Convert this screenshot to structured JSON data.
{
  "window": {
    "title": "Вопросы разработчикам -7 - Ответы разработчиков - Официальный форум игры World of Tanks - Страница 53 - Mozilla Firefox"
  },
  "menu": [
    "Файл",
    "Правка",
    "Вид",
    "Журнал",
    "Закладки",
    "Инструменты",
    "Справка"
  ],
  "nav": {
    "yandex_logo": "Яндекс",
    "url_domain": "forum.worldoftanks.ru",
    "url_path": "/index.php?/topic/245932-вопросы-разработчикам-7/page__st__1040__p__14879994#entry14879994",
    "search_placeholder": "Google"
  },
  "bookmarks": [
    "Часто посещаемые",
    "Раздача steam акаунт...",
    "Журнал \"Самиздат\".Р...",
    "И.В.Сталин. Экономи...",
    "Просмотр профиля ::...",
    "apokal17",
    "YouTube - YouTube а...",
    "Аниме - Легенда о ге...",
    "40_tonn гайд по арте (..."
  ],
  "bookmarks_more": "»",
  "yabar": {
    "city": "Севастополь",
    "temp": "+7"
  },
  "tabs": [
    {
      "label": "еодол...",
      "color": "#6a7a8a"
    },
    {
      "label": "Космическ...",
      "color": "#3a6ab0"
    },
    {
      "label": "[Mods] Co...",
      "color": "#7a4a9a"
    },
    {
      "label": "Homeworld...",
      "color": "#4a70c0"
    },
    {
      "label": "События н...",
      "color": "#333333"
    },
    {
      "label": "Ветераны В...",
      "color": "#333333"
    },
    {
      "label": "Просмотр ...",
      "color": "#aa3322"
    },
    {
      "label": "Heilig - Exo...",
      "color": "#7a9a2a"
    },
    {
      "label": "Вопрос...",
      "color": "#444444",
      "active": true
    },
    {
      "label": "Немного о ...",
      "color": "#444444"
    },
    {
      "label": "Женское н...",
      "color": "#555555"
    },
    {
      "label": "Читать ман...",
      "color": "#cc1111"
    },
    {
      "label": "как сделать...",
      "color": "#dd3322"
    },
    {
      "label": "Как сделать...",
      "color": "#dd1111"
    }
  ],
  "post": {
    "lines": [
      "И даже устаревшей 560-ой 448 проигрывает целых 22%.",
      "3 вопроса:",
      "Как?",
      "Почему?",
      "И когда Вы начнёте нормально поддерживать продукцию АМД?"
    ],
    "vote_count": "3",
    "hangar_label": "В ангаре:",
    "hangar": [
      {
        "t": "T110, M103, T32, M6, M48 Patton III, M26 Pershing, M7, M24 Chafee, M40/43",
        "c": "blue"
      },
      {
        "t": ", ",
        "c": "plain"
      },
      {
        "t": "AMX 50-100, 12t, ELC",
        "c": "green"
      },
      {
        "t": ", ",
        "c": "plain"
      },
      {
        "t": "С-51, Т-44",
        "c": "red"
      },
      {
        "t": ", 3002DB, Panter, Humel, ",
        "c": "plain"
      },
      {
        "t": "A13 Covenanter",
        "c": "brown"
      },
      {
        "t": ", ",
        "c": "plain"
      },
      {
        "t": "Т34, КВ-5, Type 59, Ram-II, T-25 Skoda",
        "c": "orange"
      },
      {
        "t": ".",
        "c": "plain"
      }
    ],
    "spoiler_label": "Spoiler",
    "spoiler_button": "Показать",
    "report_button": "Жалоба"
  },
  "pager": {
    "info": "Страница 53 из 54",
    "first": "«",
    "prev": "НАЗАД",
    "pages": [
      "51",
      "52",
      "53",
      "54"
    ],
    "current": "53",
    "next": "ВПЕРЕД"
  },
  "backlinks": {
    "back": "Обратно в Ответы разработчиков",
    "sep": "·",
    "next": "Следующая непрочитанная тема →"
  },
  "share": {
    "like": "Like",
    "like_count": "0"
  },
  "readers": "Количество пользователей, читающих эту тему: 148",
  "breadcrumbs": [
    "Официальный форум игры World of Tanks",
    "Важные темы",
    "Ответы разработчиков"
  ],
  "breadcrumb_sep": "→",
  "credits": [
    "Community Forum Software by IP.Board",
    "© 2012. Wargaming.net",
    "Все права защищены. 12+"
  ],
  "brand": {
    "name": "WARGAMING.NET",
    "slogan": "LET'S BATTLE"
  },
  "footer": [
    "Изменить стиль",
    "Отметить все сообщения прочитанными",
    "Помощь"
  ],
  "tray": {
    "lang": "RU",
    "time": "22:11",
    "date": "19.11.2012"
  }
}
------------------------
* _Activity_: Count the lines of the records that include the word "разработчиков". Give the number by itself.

* _Output below_: 3